April 17-19, 2009
1333 H Street NE
Washington, DC 20002
Tickets: visit http://www.atlasarts.org/ or call (202) 399-7997
Last week, the PoP community discussed and debated at great length the recent increase in youth violence seen and reported on the streets of Columbia Heights, Petworth, and the surrounding DC neighborhoods. Many potential solutions were offered. But with the DC government’s systemic failures to overcome — not to mention the vast socioeconomic gap between DC’s haves and have-nots — the problem of escalating youth violence can feel hopeless at times. And with the news of an unending parade of violent youth offenders overrunning our outmoded juvenile justice system, it’s easy to forget that most teenagers in DC — whether rich or poor, black or white — are inherently decent, non-violent kids worthy of our support.

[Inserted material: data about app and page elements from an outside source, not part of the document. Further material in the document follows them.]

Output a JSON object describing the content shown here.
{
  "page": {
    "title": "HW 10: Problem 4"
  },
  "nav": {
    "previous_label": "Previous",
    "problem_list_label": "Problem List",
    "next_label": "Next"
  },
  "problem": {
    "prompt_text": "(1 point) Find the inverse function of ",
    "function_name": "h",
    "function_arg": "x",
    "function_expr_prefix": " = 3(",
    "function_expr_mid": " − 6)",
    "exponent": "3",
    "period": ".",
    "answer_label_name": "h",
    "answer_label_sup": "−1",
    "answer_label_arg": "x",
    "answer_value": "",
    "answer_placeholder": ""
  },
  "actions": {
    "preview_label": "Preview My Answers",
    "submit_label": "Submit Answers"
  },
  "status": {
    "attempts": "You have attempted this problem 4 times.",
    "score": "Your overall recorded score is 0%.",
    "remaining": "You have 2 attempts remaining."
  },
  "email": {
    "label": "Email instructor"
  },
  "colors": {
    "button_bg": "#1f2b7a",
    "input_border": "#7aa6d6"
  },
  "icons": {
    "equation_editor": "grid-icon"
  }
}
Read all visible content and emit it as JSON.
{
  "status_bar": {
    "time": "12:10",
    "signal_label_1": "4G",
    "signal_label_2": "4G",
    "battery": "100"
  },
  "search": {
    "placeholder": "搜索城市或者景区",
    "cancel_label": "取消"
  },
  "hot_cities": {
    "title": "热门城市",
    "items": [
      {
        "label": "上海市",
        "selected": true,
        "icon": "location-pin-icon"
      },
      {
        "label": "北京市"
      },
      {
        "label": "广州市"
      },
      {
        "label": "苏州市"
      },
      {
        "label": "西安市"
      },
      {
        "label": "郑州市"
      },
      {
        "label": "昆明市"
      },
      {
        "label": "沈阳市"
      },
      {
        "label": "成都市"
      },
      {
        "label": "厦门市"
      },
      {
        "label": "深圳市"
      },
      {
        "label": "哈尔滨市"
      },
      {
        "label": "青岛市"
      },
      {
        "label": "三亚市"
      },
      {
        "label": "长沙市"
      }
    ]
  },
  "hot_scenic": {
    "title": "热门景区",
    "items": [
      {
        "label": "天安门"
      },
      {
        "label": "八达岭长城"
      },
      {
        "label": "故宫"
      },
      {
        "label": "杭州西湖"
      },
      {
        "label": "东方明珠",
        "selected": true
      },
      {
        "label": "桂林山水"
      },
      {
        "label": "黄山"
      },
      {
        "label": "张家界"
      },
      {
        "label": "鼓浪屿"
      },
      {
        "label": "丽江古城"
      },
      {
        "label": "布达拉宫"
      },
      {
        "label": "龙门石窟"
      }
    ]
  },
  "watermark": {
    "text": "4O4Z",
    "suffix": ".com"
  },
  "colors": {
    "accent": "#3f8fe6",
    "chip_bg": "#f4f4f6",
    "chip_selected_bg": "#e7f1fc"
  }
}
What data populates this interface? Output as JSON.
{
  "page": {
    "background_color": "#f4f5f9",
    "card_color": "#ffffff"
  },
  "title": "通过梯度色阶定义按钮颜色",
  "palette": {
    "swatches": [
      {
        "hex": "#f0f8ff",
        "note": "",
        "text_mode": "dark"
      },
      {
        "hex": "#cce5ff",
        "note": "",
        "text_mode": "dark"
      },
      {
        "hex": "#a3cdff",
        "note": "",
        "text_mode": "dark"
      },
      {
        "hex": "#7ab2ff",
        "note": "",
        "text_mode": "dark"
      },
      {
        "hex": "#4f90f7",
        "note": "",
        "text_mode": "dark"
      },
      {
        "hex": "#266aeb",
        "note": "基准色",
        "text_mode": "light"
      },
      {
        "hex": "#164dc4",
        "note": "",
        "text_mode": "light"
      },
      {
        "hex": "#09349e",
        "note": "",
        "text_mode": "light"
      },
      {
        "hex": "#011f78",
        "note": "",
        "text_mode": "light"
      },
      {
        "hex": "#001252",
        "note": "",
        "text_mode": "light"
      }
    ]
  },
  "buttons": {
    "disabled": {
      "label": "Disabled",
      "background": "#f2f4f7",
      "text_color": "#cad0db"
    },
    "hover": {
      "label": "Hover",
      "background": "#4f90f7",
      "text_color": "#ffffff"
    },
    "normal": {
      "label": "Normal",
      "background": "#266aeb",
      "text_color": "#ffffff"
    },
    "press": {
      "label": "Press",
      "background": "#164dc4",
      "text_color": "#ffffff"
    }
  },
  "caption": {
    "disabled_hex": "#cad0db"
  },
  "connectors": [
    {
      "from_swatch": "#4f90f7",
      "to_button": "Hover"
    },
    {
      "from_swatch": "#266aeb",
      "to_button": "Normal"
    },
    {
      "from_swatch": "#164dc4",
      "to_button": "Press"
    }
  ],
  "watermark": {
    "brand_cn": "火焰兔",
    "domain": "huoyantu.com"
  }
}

An inspiring group of these forgotten teenagers participate in DC’s City at Peace, “a nationally recognized nonprofit organization that empowers teenagers to create safe, peaceful, and productive lives and communities.” Each year, City at Peace organizes DC teenagers as they write and star in their own musical play, based on the tenets of non-violent conflict resolution.
City at Peace’s last two spring performances did much to restore my personal faith in our next generation. Teenagers who, at first glance, appeared as menacing as those I’d cross the street to avoid late at night, sang and danced and acted their way into the audience’s hearts. I don’t know the particulars of this year’s play, LIVING [in theory] (taking the stage at the Atlas Performing Arts Center on April 17, 18, and 19), but I can assure you there’ll be plenty of artistic talent on display. More important, I promise you’ll witness dozens of DC teenagers — most of whom are as economically and socially disadvantaged as their violent counterparts — performing on stage out of a genuine sense of hope and pride and confidence in their generation.
I’m all in favor of organizing communities for safer neighborhoods, and petitioning the DC government to reform the juvenile justice system, before any more youth offenders are hardened into lifelong, violent criminals. I also believe that, as cliché as it sounds, everyone has the potential to make a difference in a young person’s life, no matter how powerless he or she may feel. But it’s ultimately programs like City at Peace that can, with our support, equip a whole legion of peace-loving young men and women with tools for curbing the increasing violence and nihilism of their generation. So check out the show this weekend — you won’t be disappointed!
~ 2 bars + 3 stars